With the roster of estate planning tools available, people are exploring alternatives to the traditional will.
The irrevocable trust is one alternative that has grown in popularity as of late. It offers estate planners unique benefits and rare versatility. However, like everything else in the estate planning realm, it’s not for everyone.
If you want a less conventional way of organizing your estate, here the pros and cons of the irrevocable trust.
The estate tax is the bane of many estate planners. The tax itself is heavy, and the notion of having to pay the IRS after your death is irksome. Thus, we arrive at one of the irrevocable trust most appealing features – it is a convenient way to avoid the estate tax.
The assets transferred into the trust are no longer considered part of the trustor’s estate. Therefore, they are exempt from the estate tax.
Are you concerned that litigious creditors are after your assets? Simply move them into an irrevocable trust. Once the assets are moved into the trust, they are technically no longer the property of the trustor, and cannot be used as restitution.
Estate administration is exhausting. After all, settling an estate equitably and legally is a time-consuming ordeal, especially when you’re still grieving the person that died. The process becomes all the more cumbersome if the estate ends up in probate court.

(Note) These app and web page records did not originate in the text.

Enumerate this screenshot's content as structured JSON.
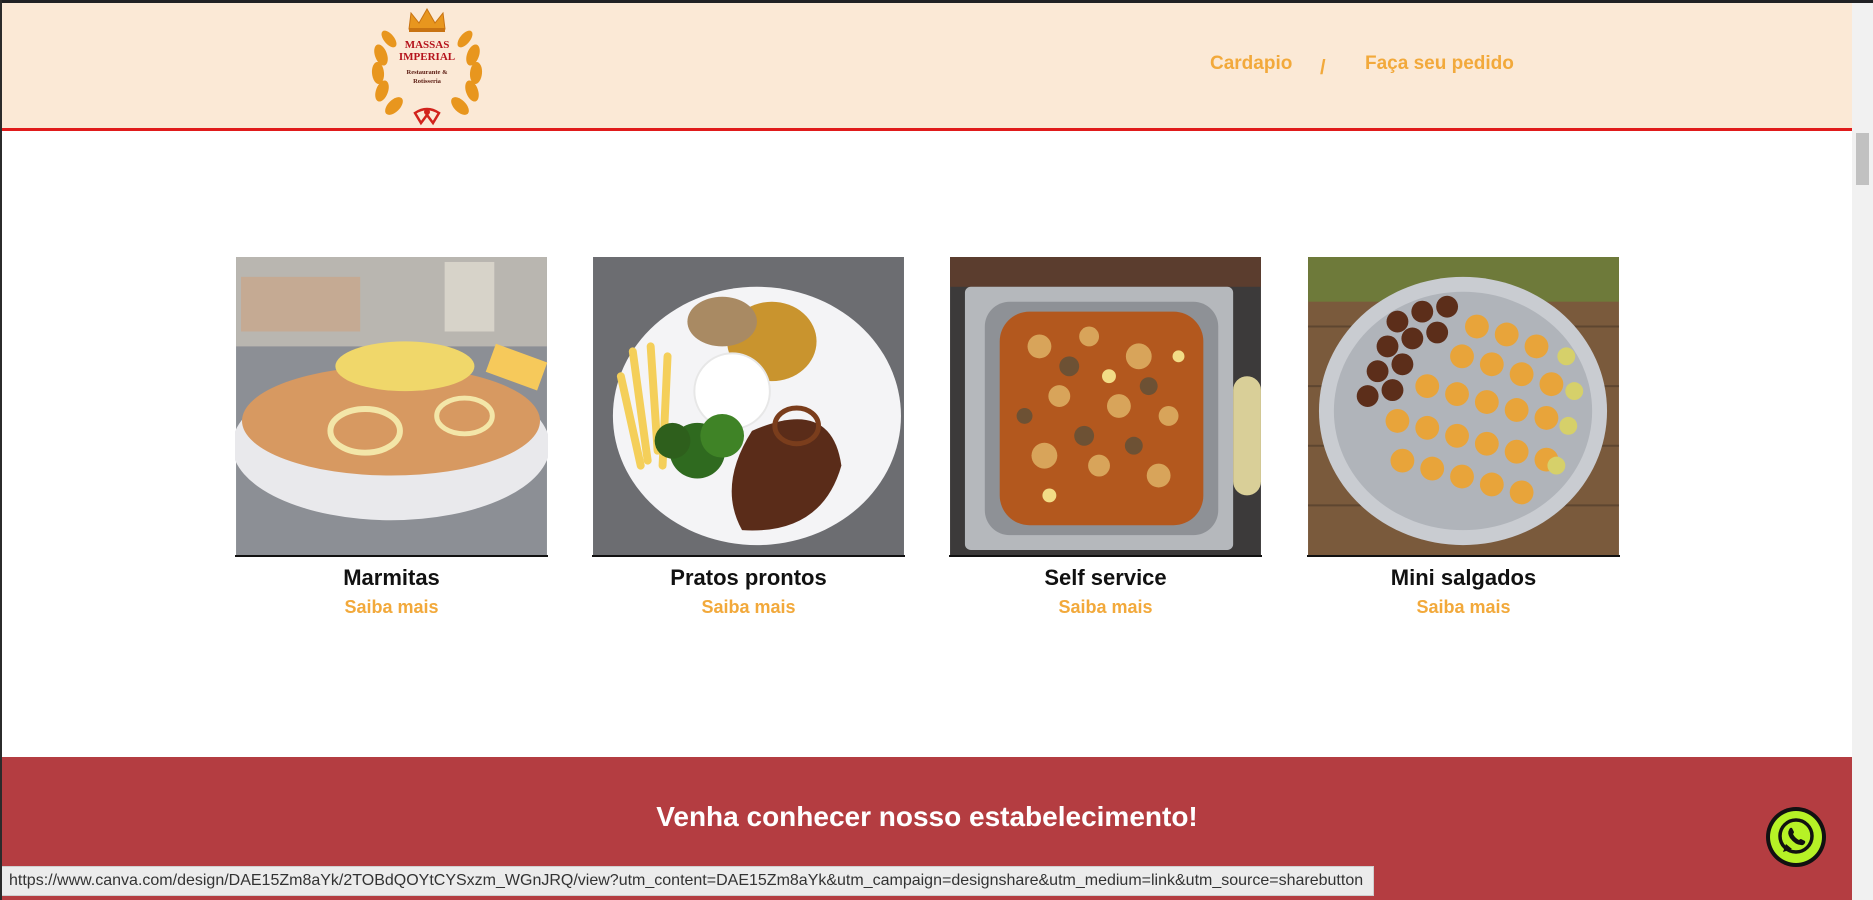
{
  "header": {
    "logo": {
      "line1": "MASSAS",
      "line2": "IMPERIAL",
      "line3": "Restaurante &",
      "line4": "Rotisseria",
      "icon": "crown-laurel-logo"
    },
    "nav": {
      "menu": "Cardapio",
      "separator": "/",
      "order": "Faça seu pedido"
    }
  },
  "cards": [
    {
      "title": "Marmitas",
      "link": "Saiba mais"
    },
    {
      "title": "Pratos prontos",
      "link": "Saiba mais"
    },
    {
      "title": "Self service",
      "link": "Saiba mais"
    },
    {
      "title": "Mini salgados",
      "link": "Saiba mais"
    }
  ],
  "banner": {
    "title": "Venha conhecer nosso estabelecimento!"
  },
  "whatsapp": {
    "icon": "whatsapp-icon"
  },
  "statusbar": {
    "url": "https://www.canva.com/design/DAE15Zm8aYk/2TOBdQOYtCYSxzm_WGnJRQ/view?utm_content=DAE15Zm8aYk&utm_campaign=designshare&utm_medium=link&utm_source=sharebutton"
  },
  "colors": {
    "accent": "#f2a93b",
    "header_bg": "#fbe9d6",
    "header_border": "#e01b1b",
    "banner_bg": "#b43d41",
    "whatsapp_green": "#25d366"
  }
}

If you are dreading probate, an irrevocable trust may be the solution. All assets transferred into the trust are no longer considered part of the estate and are therefore not subject to probate.
There is no one-size-fits-all approach to estate planning, and irrevocable trusts are not for everyone.
Cost is certainly a drawback for many. Although a trust saves you money in certain areas, the trust itself may cost thousands of dollars to set up.
Additionally, irrevocable trusts live up to their name. Once the trust is created, it’s terms cannot be modified. If your situation is fluid, a more flexible arrangement may be in your best interests.
Simply put, estate planning requires the help of an experienced estate planning attorney. An attorney can identify risks and structure the plan around your unique interests.
Springfield, Illinois residents should act promptly. Despite popular sentiment, you’re never too young to begin planning your estate. If cost is a concern, many lawyers offer a free initial consultation at no out-of-pocket cost to the client.